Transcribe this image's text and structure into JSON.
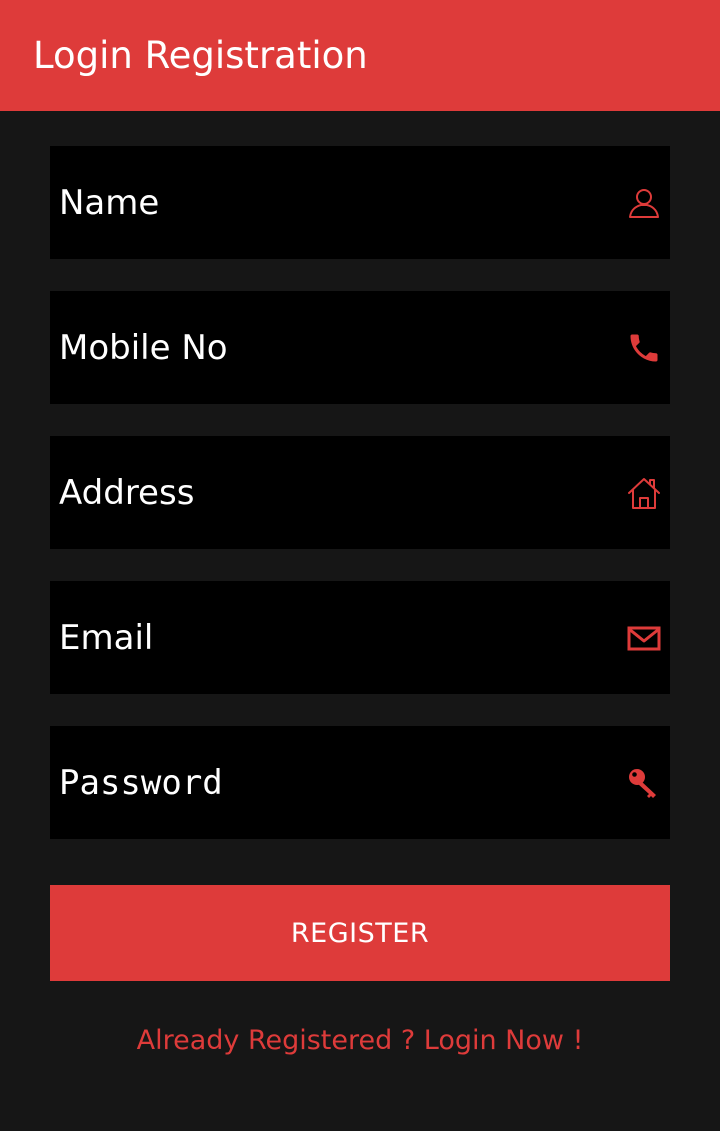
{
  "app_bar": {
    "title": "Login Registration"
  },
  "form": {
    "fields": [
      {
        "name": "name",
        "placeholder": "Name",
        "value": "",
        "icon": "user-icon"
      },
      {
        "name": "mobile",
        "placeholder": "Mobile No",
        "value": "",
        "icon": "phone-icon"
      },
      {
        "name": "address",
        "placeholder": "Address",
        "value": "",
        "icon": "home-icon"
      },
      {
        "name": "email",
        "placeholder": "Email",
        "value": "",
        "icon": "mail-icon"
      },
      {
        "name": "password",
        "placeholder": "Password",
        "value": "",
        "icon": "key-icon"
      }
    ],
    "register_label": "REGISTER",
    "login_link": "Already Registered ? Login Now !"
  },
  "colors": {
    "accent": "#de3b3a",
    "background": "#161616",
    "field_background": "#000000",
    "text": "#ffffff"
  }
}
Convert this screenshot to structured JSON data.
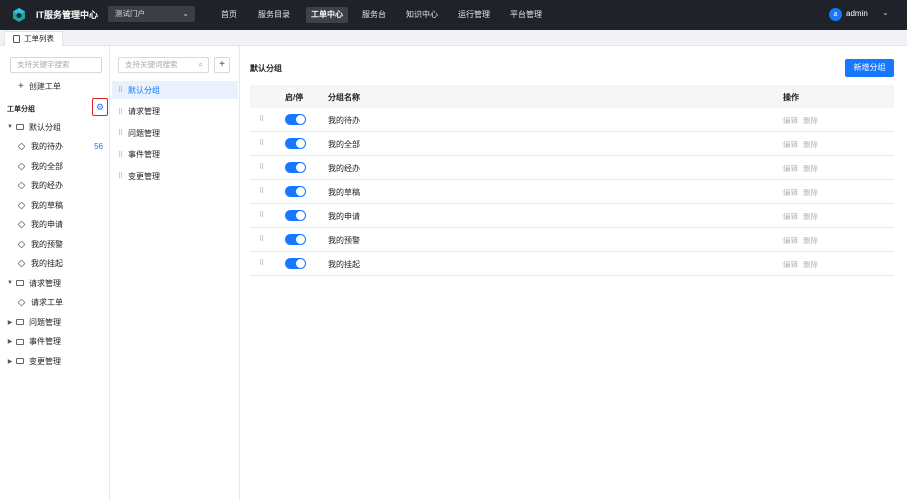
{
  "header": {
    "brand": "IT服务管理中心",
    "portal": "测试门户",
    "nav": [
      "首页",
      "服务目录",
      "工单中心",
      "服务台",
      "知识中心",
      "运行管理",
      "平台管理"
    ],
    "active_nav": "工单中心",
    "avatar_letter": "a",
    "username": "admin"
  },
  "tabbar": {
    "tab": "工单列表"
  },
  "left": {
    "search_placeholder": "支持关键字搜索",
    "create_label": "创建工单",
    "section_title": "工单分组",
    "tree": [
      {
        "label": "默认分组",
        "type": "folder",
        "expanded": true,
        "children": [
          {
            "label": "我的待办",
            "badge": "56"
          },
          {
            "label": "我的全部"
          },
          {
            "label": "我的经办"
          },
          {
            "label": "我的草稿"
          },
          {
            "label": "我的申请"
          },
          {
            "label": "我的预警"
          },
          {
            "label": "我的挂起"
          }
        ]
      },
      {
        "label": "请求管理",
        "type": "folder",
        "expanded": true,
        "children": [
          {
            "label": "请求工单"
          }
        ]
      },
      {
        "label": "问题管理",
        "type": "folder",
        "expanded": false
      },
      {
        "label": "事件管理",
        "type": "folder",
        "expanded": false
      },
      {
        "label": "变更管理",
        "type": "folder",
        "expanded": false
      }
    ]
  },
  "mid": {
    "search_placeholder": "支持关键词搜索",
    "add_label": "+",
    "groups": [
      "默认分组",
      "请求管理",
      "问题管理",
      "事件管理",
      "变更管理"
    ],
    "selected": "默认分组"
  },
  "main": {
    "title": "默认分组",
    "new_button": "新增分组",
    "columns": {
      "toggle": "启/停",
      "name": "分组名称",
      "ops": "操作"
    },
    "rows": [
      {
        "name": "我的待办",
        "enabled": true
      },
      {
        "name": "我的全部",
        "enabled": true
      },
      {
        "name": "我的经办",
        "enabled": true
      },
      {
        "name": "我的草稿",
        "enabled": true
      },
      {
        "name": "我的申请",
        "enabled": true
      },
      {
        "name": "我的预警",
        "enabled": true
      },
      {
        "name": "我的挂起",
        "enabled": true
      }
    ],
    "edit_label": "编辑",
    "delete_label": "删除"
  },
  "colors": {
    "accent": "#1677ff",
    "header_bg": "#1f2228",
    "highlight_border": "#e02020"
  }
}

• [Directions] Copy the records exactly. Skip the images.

• [Written reply]
Transcribe this image's text and structure into JSON.
{
  "app_bar": {
    "title": "Login Registration"
  },
  "form": {
    "fields": [
      {
        "name": "name",
        "placeholder": "Name",
        "value": "",
        "icon": "user-icon"
      },
      {
        "name": "mobile",
        "placeholder": "Mobile No",
        "value": "",
        "icon": "phone-icon"
      },
      {
        "name": "address",
        "placeholder": "Address",
        "value": "",
        "icon": "home-icon"
      },
      {
        "name": "email",
        "placeholder": "Email",
        "value": "",
        "icon": "mail-icon"
      },
      {
        "name": "password",
        "placeholder": "Password",
        "value": "",
        "icon": "key-icon"
      }
    ],
    "register_label": "REGISTER",
    "login_link": "Already Registered ? Login Now !"
  },
  "colors": {
    "accent": "#de3b3a",
    "background": "#161616",
    "field_background": "#000000",
    "text": "#ffffff"
  }
}
Convert this screenshot to structured JSON data.
{
  "header": {
    "brand": "IT服务管理中心",
    "portal": "测试门户",
    "nav": [
      "首页",
      "服务目录",
      "工单中心",
      "服务台",
      "知识中心",
      "运行管理",
      "平台管理"
    ],
    "active_nav": "工单中心",
    "avatar_letter": "a",
    "username": "admin"
  },
  "tabbar": {
    "tab": "工单列表"
  },
  "left": {
    "search_placeholder": "支持关键字搜索",
    "create_label": "创建工单",
    "section_title": "工单分组",
    "tree": [
      {
        "label": "默认分组",
        "type": "folder",
        "expanded": true,
        "children": [
          {
            "label": "我的待办",
            "badge": "56"
          },
          {
            "label": "我的全部"
          },
          {
            "label": "我的经办"
          },
          {
            "label": "我的草稿"
          },
          {
            "label": "我的申请"
          },
          {
            "label": "我的预警"
          },
          {
            "label": "我的挂起"
          }
        ]
      },
      {
        "label": "请求管理",
        "type": "folder",
        "expanded": true,
        "children": [
          {
            "label": "请求工单"
          }
        ]
      },
      {
        "label": "问题管理",
        "type": "folder",
        "expanded": false
      },
      {
        "label": "事件管理",
        "type": "folder",
        "expanded": false
      },
      {
        "label": "变更管理",
        "type": "folder",
        "expanded": false
      }
    ]
  },
  "mid": {
    "search_placeholder": "支持关键词搜索",
    "add_label": "+",
    "groups": [
      "默认分组",
      "请求管理",
      "问题管理",
      "事件管理",
      "变更管理"
    ],
    "selected": "默认分组"
  },
  "main": {
    "title": "默认分组",
    "new_button": "新增分组",
    "columns": {
      "toggle": "启/停",
      "name": "分组名称",
      "ops": "操作"
    },
    "rows": [
      {
        "name": "我的待办",
        "enabled": true
      },
      {
        "name": "我的全部",
        "enabled": true
      },
      {
        "name": "我的经办",
        "enabled": true
      },
      {
        "name": "我的草稿",
        "enabled": true
      },
      {
        "name": "我的申请",
        "enabled": true
      },
      {
        "name": "我的预警",
        "enabled": true
      },
      {
        "name": "我的挂起",
        "enabled": true
      }
    ],
    "edit_label": "编辑",
    "delete_label": "删除"
  },
  "colors": {
    "accent": "#1677ff",
    "header_bg": "#1f2228",
    "highlight_border": "#e02020"
  }
}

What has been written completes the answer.